One of the side-effects of having things like games and watching movies for hobbies, is that it doesn’t exactly help your physical well-being. While we all need time-off to relax and the hobbies that allows us to do so are perfect in this regard, we also need to ensure we remain healthy if we intend to partake in them for many years into the future.
One way of keeping fit is running. For those unfamiliar with the term, I’m referring to walking at a really fast pace. And yes, it’s best done outdoors. And no, it’s not something you only do when being chased by a horde of zombies (though you could argue that is exactly what a race feels like).
So while I’m sure many of you are active in many ways, I’m also sure that there are some of you that would like to get fitter and get started with running, but not sure how exactly. As someone who has somewhat of an obsession with the thing, I would like to offer some advice from my perspective to hopefully help move you from couch potato to mileage accumulator.
The first mistake people actually make with running and the reason why they claim to hate it is because they start off too fast. Unless you’re Akani Simbine, running shouldn’t be a sprint and it’s better to actually start off at a slow crawl than it is to increase your heart rate too drastically, despite what your heart rate monitor and medical aid might tell you. This also prevents you from getting injured as your body eases into the idea of running.
This might sound obvious, but it is something few runners, including myself, actually do often enough. You don’t need to be incredibly supple or need to over-do and end up more time stretching than running, but it is something you should do regularly and almost always after a run. (There is only value in doing it before a run if you intend running quite quickly and even then, should only be done following a warm-up run). What are the best stretching exercises? Well, that depends on your body, but the following list includes quite a comprehensive list of stretches that can be done. Focus on the areas that feel most tight to you immediately following a run, though it is important to perhaps work your way through all areas in the course of a week or so.
A little Core goes a long way
Running is not just about your legs, though it might not always seem that way. Running is essentially activate through your core, which is why you need to balance your running with some core training as well. The following core exercises are quite useful to develop the core needed for running and can also be combined with normal stomach crunches to develop your core and make running that much easier for you.
You may have already picked up here that the words ‘fast’ are not part of improving your running. Speed work should essentially only come later once you are comfortable running a 5km distance, otherwise you are likely to get injured. While some of you might want to enter a local 10km race to get you motivated and then ramp up from barely any running to completing said race in a short space of time, this is not the best approach and normally leads to you suffering more in your run than you should, leads to possible injury and is the reason people then stop running so quickly again.

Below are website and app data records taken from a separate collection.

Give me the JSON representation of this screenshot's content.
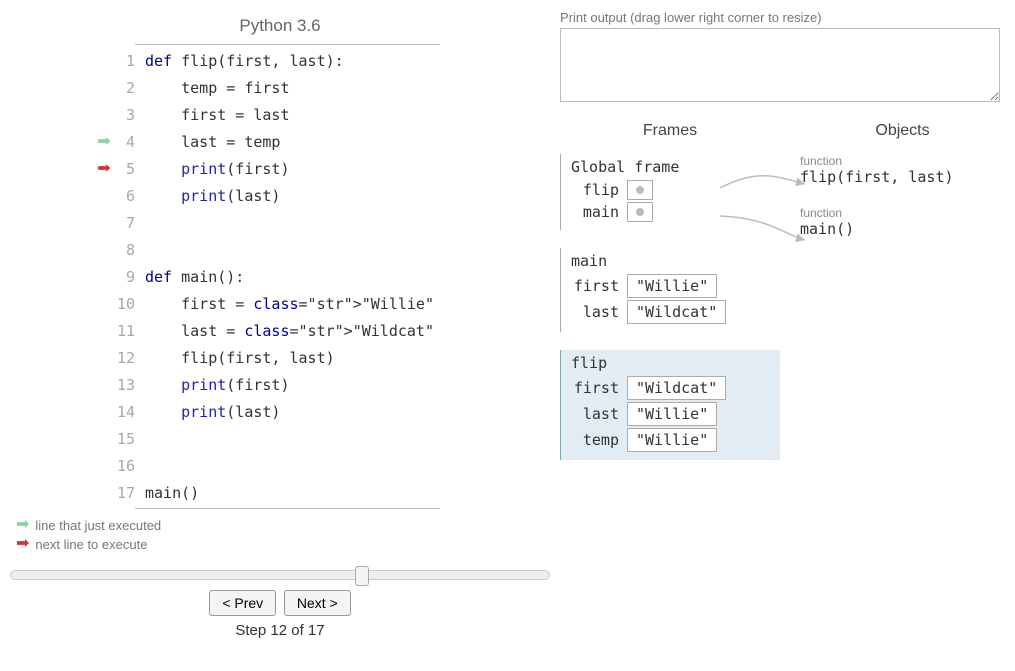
{
  "lang": "Python 3.6",
  "code_lines": [
    "def flip(first, last):",
    "    temp = first",
    "    first = last",
    "    last = temp",
    "    print(first)",
    "    print(last)",
    "",
    "",
    "def main():",
    "    first = \"Willie\"",
    "    last = \"Wildcat\"",
    "    flip(first, last)",
    "    print(first)",
    "    print(last)",
    "",
    "",
    "main()"
  ],
  "prev_line": 4,
  "next_line": 5,
  "legend": {
    "prev": "line that just executed",
    "next": "next line to execute"
  },
  "nav": {
    "prev_label": "< Prev",
    "next_label": "Next >"
  },
  "step": {
    "current": 12,
    "total": 17,
    "text": "Step 12 of 17"
  },
  "slider_percent": 64,
  "output": {
    "label": "Print output (drag lower right corner to resize)",
    "text": ""
  },
  "viz": {
    "frames_heading": "Frames",
    "objects_heading": "Objects",
    "global_frame": {
      "title": "Global frame",
      "vars": [
        {
          "name": "flip",
          "ref": 0
        },
        {
          "name": "main",
          "ref": 1
        }
      ]
    },
    "frames": [
      {
        "name": "main",
        "highlighted": false,
        "vars": [
          {
            "name": "first",
            "value": "\"Willie\""
          },
          {
            "name": "last",
            "value": "\"Wildcat\""
          }
        ]
      },
      {
        "name": "flip",
        "highlighted": true,
        "vars": [
          {
            "name": "first",
            "value": "\"Wildcat\""
          },
          {
            "name": "last",
            "value": "\"Willie\""
          },
          {
            "name": "temp",
            "value": "\"Willie\""
          }
        ]
      }
    ],
    "objects": [
      {
        "type": "function",
        "repr": "flip(first, last)"
      },
      {
        "type": "function",
        "repr": "main()"
      }
    ]
  }
}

Rather ease yourself into it.
If you start out with a 2km slow run, do several more of those before increasing the distance or considering a tougher hilly route. The key to long-term running is getting your body used to it and the best way to achieve this is with slow increments. It might feel frustrating because you want to achieve more, but you will gradually improve and over time you will likely develop into a stronger and better runner than those friends who just jumped straight into the higher mileage runs.
Sorry to disappoint you, but if you want to keep running, you need to do it regularly. At least 3 times a week otherwise you will find your body won’t adapt as well as you would like. I know this means more time away from your TV and games but just imagine how much better you will feel when your gaming actually improves because your mind is suddenly a lot more alert. This may be an article about running, but it will also benefit you mentally too.
It might sound clichéd, but physical exercise is incredibly good for you. And even if you choose to get your physical exercise in another activity apart from running, what matters is that you do your best to keep a healthy lifestyle. There are a lot of benefits to staying fit that I won’t go into detail here, but needless to say that as you get fitter, many things in life actually get easier. Don’t believe me and try it out.
Hopefully this will help you get motivated to run more and if it hasn’t, well remember that when the inevitable zombie apocalypse does indeed arrive, your ability to run faster might count for something. Don’t say I didn’t warn you.
Last Updated: July 5, 2018